**Goal of the exercise**
Output every record word for word, minus the pictures.

**Data to use**
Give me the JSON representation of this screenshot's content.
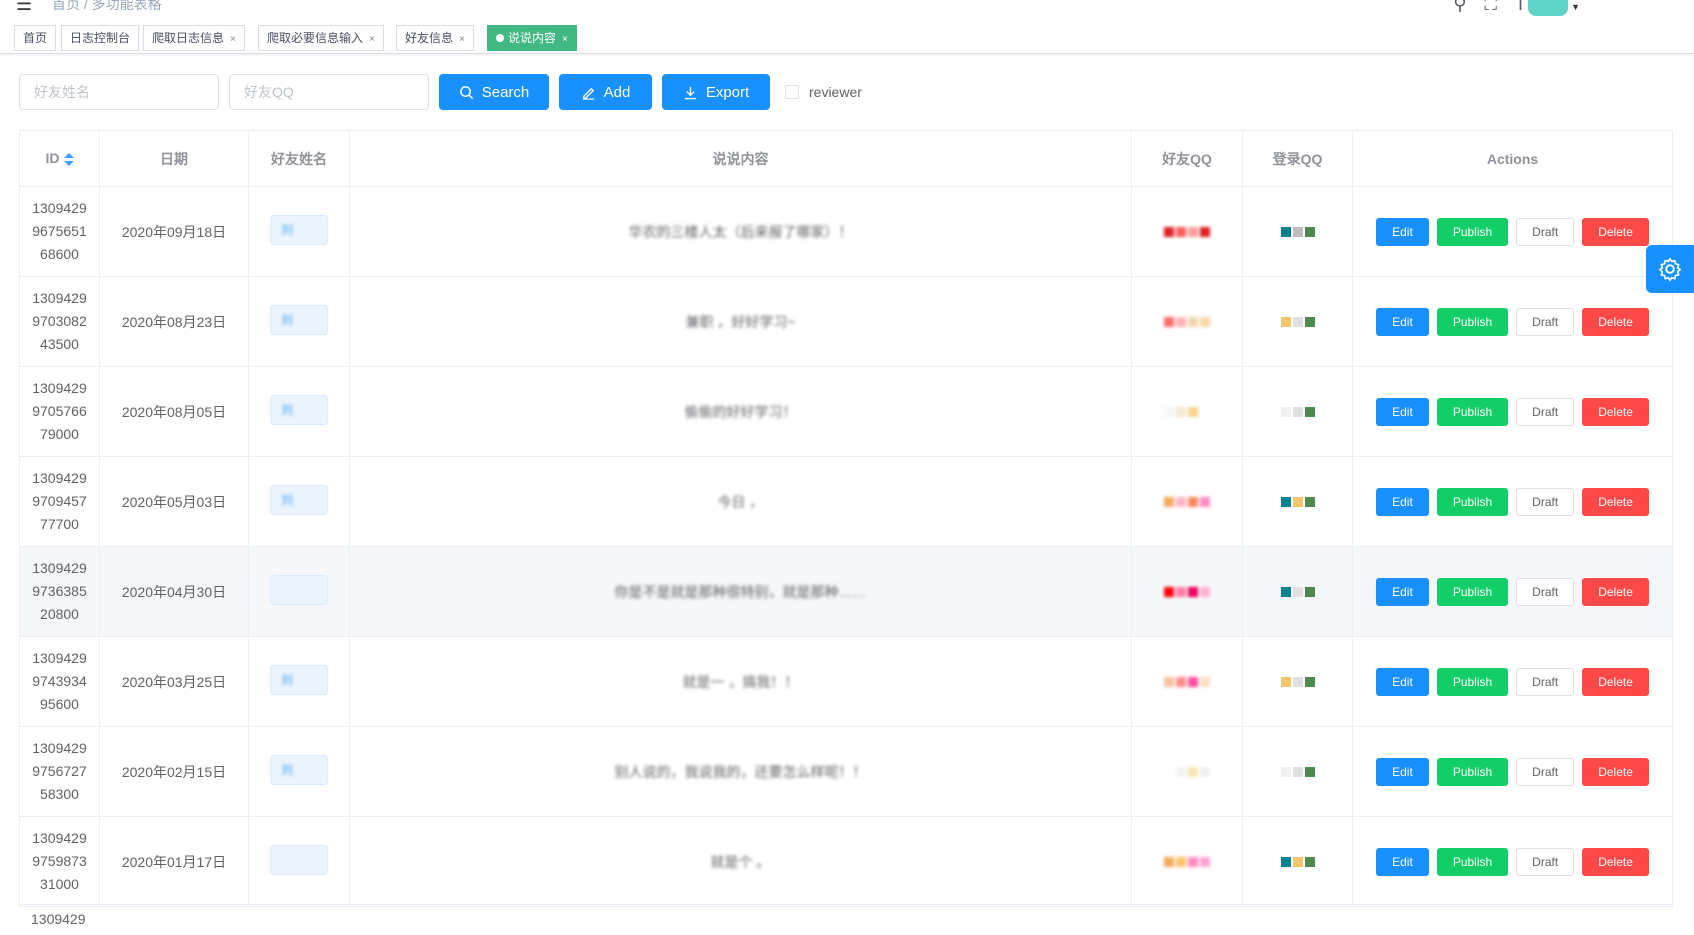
{
  "breadcrumb": {
    "home": "首页",
    "sep": "/",
    "current": "多功能表格"
  },
  "tags": [
    {
      "label": "首页",
      "closable": false,
      "active": false
    },
    {
      "label": "日志控制台",
      "closable": false,
      "active": false
    },
    {
      "label": "爬取日志信息",
      "closable": true,
      "active": false
    },
    {
      "label": "爬取必要信息输入",
      "closable": true,
      "active": false
    },
    {
      "label": "好友信息",
      "closable": true,
      "active": false
    },
    {
      "label": "说说内容",
      "closable": true,
      "active": true
    }
  ],
  "filter": {
    "name_placeholder": "好友姓名",
    "qq_placeholder": "好友QQ",
    "search_label": "Search",
    "add_label": "Add",
    "export_label": "Export",
    "reviewer_label": "reviewer"
  },
  "table": {
    "headers": {
      "id": "ID",
      "date": "日期",
      "name": "好友姓名",
      "content": "说说内容",
      "friend_qq": "好友QQ",
      "login_qq": "登录QQ",
      "actions": "Actions"
    },
    "actions": {
      "edit": "Edit",
      "publish": "Publish",
      "draft": "Draft",
      "delete": "Delete"
    },
    "rows": [
      {
        "id1": "1309429",
        "id2": "9675651",
        "id3": "68600",
        "date": "2020年09月18日",
        "name": "刘",
        "content": "华农的三楼人太（后来报了哪家）！"
      },
      {
        "id1": "1309429",
        "id2": "9703082",
        "id3": "43500",
        "date": "2020年08月23日",
        "name": "刘",
        "content": "兼职 ，好好学习~"
      },
      {
        "id1": "1309429",
        "id2": "9705766",
        "id3": "79000",
        "date": "2020年08月05日",
        "name": "刘",
        "content": "偷偷的好好学习！"
      },
      {
        "id1": "1309429",
        "id2": "9709457",
        "id3": "77700",
        "date": "2020年05月03日",
        "name": "刘",
        "content": "今日 ，"
      },
      {
        "id1": "1309429",
        "id2": "9736385",
        "id3": "20800",
        "date": "2020年04月30日",
        "name": "",
        "content": "你是不是就是那种很特别，就是那种……"
      },
      {
        "id1": "1309429",
        "id2": "9743934",
        "id3": "95600",
        "date": "2020年03月25日",
        "name": "刘",
        "content": "就是一 ，搞我！！"
      },
      {
        "id1": "1309429",
        "id2": "9756727",
        "id3": "58300",
        "date": "2020年02月15日",
        "name": "刘",
        "content": "别人说的，我说我的，还要怎么样呢！！"
      },
      {
        "id1": "1309429",
        "id2": "9759873",
        "id3": "31000",
        "date": "2020年01月17日",
        "name": "",
        "content": "就是个 。"
      }
    ],
    "partial_row_id": "1309429"
  },
  "colors": {
    "primary": "#1890ff",
    "success": "#13ce66",
    "danger": "#ff4949",
    "active_tag": "#42b983",
    "highlight_row": "#f5f7fa"
  }
}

**Exercise response**
Give me the JSON representation of this screenshot's content.
{
  "breadcrumb": {
    "home": "首页",
    "sep": "/",
    "current": "多功能表格"
  },
  "tags": [
    {
      "label": "首页",
      "closable": false,
      "active": false
    },
    {
      "label": "日志控制台",
      "closable": false,
      "active": false
    },
    {
      "label": "爬取日志信息",
      "closable": true,
      "active": false
    },
    {
      "label": "爬取必要信息输入",
      "closable": true,
      "active": false
    },
    {
      "label": "好友信息",
      "closable": true,
      "active": false
    },
    {
      "label": "说说内容",
      "closable": true,
      "active": true
    }
  ],
  "filter": {
    "name_placeholder": "好友姓名",
    "qq_placeholder": "好友QQ",
    "search_label": "Search",
    "add_label": "Add",
    "export_label": "Export",
    "reviewer_label": "reviewer"
  },
  "table": {
    "headers": {
      "id": "ID",
      "date": "日期",
      "name": "好友姓名",
      "content": "说说内容",
      "friend_qq": "好友QQ",
      "login_qq": "登录QQ",
      "actions": "Actions"
    },
    "actions": {
      "edit": "Edit",
      "publish": "Publish",
      "draft": "Draft",
      "delete": "Delete"
    },
    "rows": [
      {
        "id1": "1309429",
        "id2": "9675651",
        "id3": "68600",
        "date": "2020年09月18日",
        "name": "刘",
        "content": "华农的三楼人太（后来报了哪家）！"
      },
      {
        "id1": "1309429",
        "id2": "9703082",
        "id3": "43500",
        "date": "2020年08月23日",
        "name": "刘",
        "content": "兼职 ，好好学习~"
      },
      {
        "id1": "1309429",
        "id2": "9705766",
        "id3": "79000",
        "date": "2020年08月05日",
        "name": "刘",
        "content": "偷偷的好好学习！"
      },
      {
        "id1": "1309429",
        "id2": "9709457",
        "id3": "77700",
        "date": "2020年05月03日",
        "name": "刘",
        "content": "今日 ，"
      },
      {
        "id1": "1309429",
        "id2": "9736385",
        "id3": "20800",
        "date": "2020年04月30日",
        "name": "",
        "content": "你是不是就是那种很特别，就是那种……"
      },
      {
        "id1": "1309429",
        "id2": "9743934",
        "id3": "95600",
        "date": "2020年03月25日",
        "name": "刘",
        "content": "就是一 ，搞我！！"
      },
      {
        "id1": "1309429",
        "id2": "9756727",
        "id3": "58300",
        "date": "2020年02月15日",
        "name": "刘",
        "content": "别人说的，我说我的，还要怎么样呢！！"
      },
      {
        "id1": "1309429",
        "id2": "9759873",
        "id3": "31000",
        "date": "2020年01月17日",
        "name": "",
        "content": "就是个 。"
      }
    ],
    "partial_row_id": "1309429"
  },
  "colors": {
    "primary": "#1890ff",
    "success": "#13ce66",
    "danger": "#ff4949",
    "active_tag": "#42b983",
    "highlight_row": "#f5f7fa"
  }
}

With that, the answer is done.